Several participants noted that the housing of GDF within the WHO structure—and bound by WHO procurement and hiring policies—has led to certain inefficiencies in procurement processes. On the other hand, some participants noted that the hosting of GDF within the WHO infrastructure might not be the principal impediment. Prashant Yadav, University of Michigan, commented, for example, that UNITAID is an example of a WHO-hosted partnership that has been successful at adopting innovative financing, procurement, and hiring practices. Robert Matiru, UNITAID, also noted that the GDF mechanism has seen success in the area of delivery of FLDs notwithstanding its being hosted by WHO, citing the benefits, networks, connections, and access to beneficiary governments that WHO provides GDF. Matiru further urged the participants not to focus solely on concerns about whether the hosting mechanism is optimal or not, because GDF’s functions are only one segment in the supply chain; both he and Zagorski suggested that pooled procurement and other innovative financing tactics could address the fundamental inefficiencies without requiring structural reform. Similarly, Myriam Henkens, MSF, commented that the question of whether a centralized procurement mechanism is used, whether it is housed within or outside WHO, is not alone sufficient to address the many needs in improving the supply chain, as there are multiple other activities and responsibilities that must be allocated to other entities (e.g., countries), including product registration and development of treatment protocols.
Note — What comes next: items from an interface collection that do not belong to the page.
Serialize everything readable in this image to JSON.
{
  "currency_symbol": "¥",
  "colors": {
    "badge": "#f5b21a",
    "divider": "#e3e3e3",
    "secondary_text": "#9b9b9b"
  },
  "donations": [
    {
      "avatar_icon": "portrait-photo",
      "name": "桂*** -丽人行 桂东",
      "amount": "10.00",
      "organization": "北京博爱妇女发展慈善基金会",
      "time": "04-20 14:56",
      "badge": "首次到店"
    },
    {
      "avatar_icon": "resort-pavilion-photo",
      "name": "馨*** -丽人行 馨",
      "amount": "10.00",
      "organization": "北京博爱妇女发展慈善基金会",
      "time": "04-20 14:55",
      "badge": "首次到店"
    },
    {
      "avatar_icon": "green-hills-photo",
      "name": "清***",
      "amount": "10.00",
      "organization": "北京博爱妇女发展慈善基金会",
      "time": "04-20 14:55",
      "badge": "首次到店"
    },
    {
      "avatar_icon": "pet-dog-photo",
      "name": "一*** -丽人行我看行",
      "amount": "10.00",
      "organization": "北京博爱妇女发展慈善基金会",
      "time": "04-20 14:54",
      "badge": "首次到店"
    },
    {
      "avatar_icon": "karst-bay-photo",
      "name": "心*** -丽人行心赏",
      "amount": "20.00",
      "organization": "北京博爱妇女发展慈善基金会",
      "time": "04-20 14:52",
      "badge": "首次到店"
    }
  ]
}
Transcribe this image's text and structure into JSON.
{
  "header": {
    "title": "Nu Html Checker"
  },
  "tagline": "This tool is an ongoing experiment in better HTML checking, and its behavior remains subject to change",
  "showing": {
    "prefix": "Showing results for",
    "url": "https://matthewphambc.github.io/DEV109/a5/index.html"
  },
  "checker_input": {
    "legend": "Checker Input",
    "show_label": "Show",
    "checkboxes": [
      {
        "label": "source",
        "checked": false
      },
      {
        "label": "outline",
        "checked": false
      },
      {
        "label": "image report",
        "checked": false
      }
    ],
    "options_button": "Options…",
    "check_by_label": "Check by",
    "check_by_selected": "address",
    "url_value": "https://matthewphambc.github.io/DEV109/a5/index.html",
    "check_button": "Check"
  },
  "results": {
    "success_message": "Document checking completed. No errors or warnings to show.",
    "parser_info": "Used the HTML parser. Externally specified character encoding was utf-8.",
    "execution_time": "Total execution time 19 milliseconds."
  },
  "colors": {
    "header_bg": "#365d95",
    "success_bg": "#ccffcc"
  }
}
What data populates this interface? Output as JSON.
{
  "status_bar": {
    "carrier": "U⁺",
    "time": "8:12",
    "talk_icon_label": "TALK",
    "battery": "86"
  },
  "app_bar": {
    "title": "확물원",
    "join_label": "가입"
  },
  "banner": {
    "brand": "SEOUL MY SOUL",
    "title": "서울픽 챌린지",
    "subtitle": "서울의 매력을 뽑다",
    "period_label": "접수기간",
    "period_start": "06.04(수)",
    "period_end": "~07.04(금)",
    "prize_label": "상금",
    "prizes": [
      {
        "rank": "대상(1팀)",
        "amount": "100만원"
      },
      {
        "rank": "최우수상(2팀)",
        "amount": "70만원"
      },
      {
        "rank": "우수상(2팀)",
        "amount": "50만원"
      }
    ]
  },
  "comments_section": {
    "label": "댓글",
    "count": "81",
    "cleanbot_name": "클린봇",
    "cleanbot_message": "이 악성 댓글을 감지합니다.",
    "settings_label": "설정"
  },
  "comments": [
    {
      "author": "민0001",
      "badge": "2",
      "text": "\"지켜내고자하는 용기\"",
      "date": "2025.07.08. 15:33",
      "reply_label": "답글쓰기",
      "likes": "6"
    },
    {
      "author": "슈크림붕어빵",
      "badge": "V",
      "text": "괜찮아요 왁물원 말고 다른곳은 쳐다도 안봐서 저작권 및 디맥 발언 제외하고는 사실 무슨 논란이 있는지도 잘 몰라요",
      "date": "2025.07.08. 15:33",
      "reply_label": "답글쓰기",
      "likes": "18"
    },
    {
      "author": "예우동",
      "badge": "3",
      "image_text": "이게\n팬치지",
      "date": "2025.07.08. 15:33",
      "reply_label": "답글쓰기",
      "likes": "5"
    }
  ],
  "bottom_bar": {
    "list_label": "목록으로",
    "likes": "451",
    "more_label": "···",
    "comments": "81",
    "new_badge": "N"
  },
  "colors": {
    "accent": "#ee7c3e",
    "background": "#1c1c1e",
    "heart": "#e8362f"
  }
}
Participants also discussed considerations arising due to the fact that the market is segmented into the 20 percent that are donor-dependent and the 80 percent that are not. Tracy Sims, Vice President, Eli Lilly & Co. Foundation, suggested that perceptions of these different populations have implications for decisions about issues such as logistics and forecasting. He offered three options for moving forward: